> REQUIREMENT
In how many lines of the records does "folder" appear? Answer with one number.

Data entries
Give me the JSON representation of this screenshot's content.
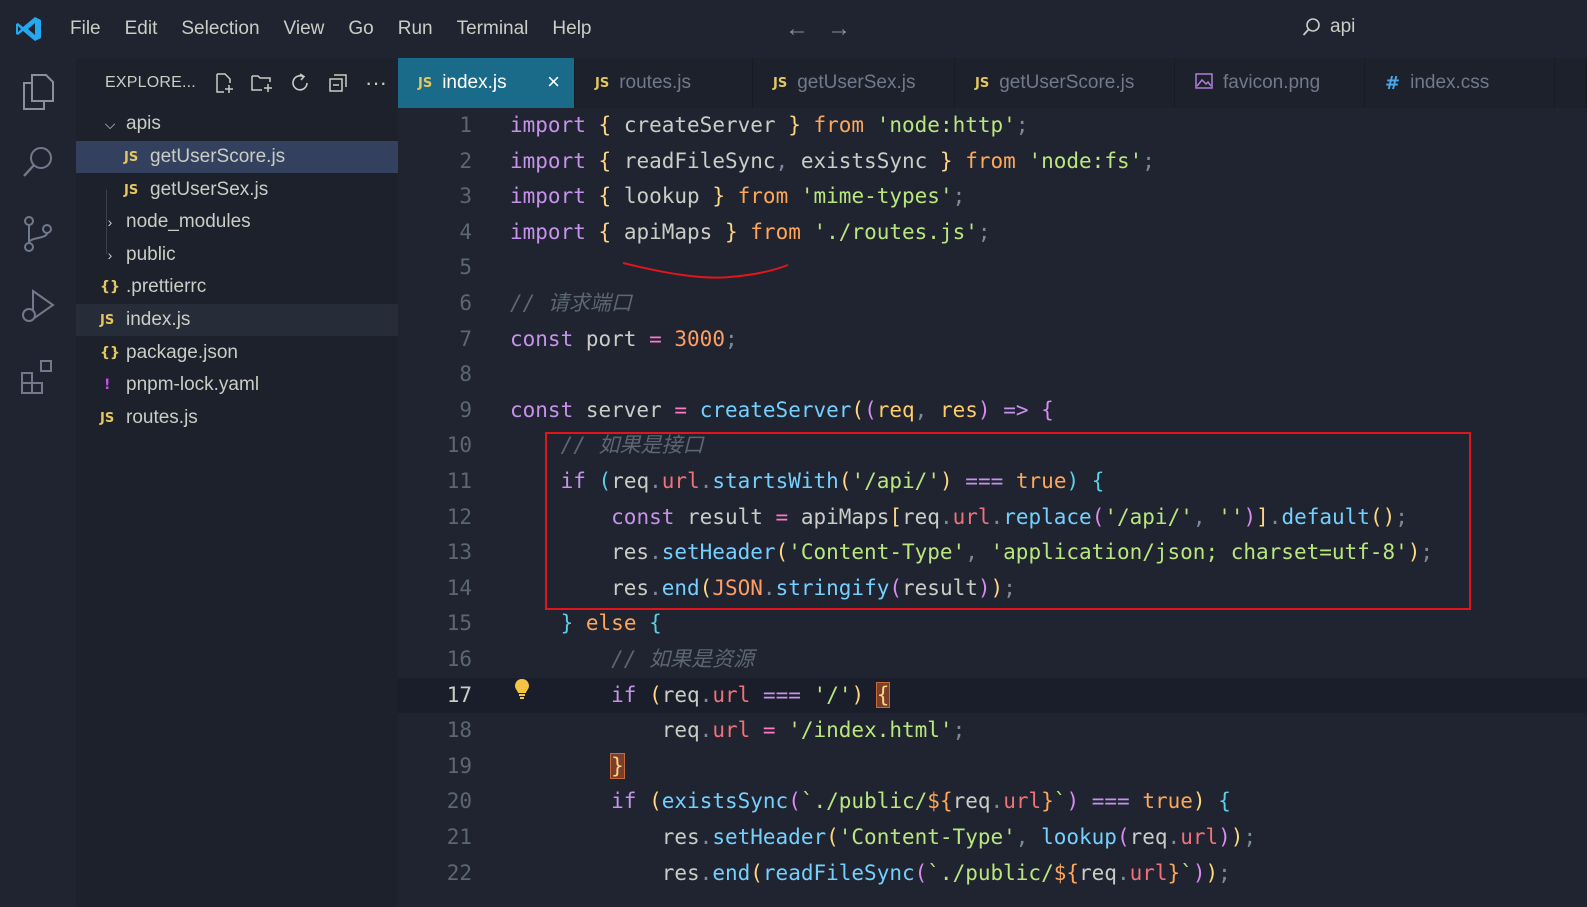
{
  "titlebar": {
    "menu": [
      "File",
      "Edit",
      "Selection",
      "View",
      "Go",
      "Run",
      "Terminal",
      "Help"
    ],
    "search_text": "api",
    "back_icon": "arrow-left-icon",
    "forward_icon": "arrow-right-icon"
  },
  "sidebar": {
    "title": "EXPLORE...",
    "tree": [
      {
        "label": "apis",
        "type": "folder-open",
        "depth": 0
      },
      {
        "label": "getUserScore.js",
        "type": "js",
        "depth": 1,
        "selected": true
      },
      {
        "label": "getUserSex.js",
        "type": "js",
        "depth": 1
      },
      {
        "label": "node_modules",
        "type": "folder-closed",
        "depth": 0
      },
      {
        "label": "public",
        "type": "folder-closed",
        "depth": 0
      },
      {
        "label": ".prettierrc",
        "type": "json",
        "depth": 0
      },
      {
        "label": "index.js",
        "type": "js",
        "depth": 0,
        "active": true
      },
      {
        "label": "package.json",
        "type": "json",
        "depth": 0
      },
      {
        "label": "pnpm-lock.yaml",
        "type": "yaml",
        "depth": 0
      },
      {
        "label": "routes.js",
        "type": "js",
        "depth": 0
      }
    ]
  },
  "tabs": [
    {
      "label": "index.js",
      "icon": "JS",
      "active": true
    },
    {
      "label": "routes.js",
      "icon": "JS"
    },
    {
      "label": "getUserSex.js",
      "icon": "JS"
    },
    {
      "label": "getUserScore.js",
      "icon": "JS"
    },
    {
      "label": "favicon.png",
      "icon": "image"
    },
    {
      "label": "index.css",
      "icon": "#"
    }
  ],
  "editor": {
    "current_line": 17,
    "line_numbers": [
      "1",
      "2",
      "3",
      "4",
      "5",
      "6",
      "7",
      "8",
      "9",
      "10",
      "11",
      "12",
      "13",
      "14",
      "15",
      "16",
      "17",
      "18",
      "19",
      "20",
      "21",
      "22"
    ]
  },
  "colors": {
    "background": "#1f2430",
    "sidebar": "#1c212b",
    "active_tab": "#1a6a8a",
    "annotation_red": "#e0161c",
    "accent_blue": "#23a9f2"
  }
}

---

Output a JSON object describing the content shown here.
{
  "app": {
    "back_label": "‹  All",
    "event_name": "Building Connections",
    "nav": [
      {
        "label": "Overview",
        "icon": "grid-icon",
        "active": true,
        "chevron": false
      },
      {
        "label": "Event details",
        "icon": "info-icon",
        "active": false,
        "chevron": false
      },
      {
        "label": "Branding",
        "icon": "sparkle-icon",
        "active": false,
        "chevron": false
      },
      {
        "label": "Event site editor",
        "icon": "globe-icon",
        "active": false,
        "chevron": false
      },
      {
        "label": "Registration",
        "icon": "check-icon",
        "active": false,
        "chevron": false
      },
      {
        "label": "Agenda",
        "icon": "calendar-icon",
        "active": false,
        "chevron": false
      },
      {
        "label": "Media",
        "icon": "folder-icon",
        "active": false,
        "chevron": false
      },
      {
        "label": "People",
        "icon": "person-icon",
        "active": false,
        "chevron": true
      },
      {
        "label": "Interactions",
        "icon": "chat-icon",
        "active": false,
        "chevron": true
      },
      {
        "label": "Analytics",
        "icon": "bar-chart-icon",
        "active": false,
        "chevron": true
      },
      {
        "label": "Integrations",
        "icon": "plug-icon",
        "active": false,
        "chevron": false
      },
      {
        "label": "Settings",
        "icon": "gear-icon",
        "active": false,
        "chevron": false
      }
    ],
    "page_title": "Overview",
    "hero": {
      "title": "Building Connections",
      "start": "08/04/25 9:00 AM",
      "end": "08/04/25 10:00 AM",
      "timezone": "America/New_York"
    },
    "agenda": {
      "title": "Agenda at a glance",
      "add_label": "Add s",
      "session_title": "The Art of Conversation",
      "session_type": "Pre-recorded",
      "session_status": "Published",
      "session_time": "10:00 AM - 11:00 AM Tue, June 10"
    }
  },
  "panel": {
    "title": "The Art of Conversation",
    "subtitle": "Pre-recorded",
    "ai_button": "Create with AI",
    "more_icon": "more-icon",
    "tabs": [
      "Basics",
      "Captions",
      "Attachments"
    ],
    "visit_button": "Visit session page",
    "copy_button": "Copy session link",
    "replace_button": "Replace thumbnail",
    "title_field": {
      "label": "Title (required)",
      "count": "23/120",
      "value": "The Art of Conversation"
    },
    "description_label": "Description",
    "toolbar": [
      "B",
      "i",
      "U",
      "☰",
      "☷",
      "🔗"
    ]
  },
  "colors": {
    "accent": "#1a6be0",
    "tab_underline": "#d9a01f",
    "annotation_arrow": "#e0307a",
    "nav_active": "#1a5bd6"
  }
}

> TASK OUTPUT
4